◆ REQUIREMENT
Write back each entry precisely as it is given.

*** Opening of ENTRIES PROVIDED ***

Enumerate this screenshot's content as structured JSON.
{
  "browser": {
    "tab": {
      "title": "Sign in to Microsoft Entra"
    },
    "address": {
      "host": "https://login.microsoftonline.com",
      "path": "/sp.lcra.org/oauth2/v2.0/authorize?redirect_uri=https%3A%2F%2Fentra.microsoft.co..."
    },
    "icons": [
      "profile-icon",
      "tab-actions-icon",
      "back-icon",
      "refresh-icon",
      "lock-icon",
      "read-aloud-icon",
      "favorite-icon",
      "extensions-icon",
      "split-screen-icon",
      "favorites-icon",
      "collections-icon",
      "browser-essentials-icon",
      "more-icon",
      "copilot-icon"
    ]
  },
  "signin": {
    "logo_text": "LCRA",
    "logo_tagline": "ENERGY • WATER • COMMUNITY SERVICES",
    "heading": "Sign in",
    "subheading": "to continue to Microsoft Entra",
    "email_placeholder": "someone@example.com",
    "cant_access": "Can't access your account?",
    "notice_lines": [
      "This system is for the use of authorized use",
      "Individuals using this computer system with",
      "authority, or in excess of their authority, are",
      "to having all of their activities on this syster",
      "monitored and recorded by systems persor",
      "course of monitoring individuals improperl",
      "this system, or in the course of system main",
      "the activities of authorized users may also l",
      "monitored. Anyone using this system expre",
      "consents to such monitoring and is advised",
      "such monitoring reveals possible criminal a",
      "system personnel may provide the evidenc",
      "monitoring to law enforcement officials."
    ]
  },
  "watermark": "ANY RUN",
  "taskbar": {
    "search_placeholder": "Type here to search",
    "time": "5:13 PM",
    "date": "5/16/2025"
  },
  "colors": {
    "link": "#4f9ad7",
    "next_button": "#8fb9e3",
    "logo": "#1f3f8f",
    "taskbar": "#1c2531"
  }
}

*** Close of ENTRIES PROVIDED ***

◆ COMPLETED TASK
Enumerate this screenshot's content as structured JSON.
{
  "browser": {
    "tab": {
      "title": "Sign in to Microsoft Entra"
    },
    "address": {
      "host": "https://login.microsoftonline.com",
      "path": "/sp.lcra.org/oauth2/v2.0/authorize?redirect_uri=https%3A%2F%2Fentra.microsoft.co..."
    },
    "icons": [
      "profile-icon",
      "tab-actions-icon",
      "back-icon",
      "refresh-icon",
      "lock-icon",
      "read-aloud-icon",
      "favorite-icon",
      "extensions-icon",
      "split-screen-icon",
      "favorites-icon",
      "collections-icon",
      "browser-essentials-icon",
      "more-icon",
      "copilot-icon"
    ]
  },
  "signin": {
    "logo_text": "LCRA",
    "logo_tagline": "ENERGY • WATER • COMMUNITY SERVICES",
    "heading": "Sign in",
    "subheading": "to continue to Microsoft Entra",
    "email_placeholder": "someone@example.com",
    "cant_access": "Can't access your account?",
    "notice_lines": [
      "This system is for the use of authorized use",
      "Individuals using this computer system with",
      "authority, or in excess of their authority, are",
      "to having all of their activities on this syster",
      "monitored and recorded by systems persor",
      "course of monitoring individuals improperl",
      "this system, or in the course of system main",
      "the activities of authorized users may also l",
      "monitored. Anyone using this system expre",
      "consents to such monitoring and is advised",
      "such monitoring reveals possible criminal a",
      "system personnel may provide the evidenc",
      "monitoring to law enforcement officials."
    ]
  },
  "watermark": "ANY RUN",
  "taskbar": {
    "search_placeholder": "Type here to search",
    "time": "5:13 PM",
    "date": "5/16/2025"
  },
  "colors": {
    "link": "#4f9ad7",
    "next_button": "#8fb9e3",
    "logo": "#1f3f8f",
    "taskbar": "#1c2531"
  }
}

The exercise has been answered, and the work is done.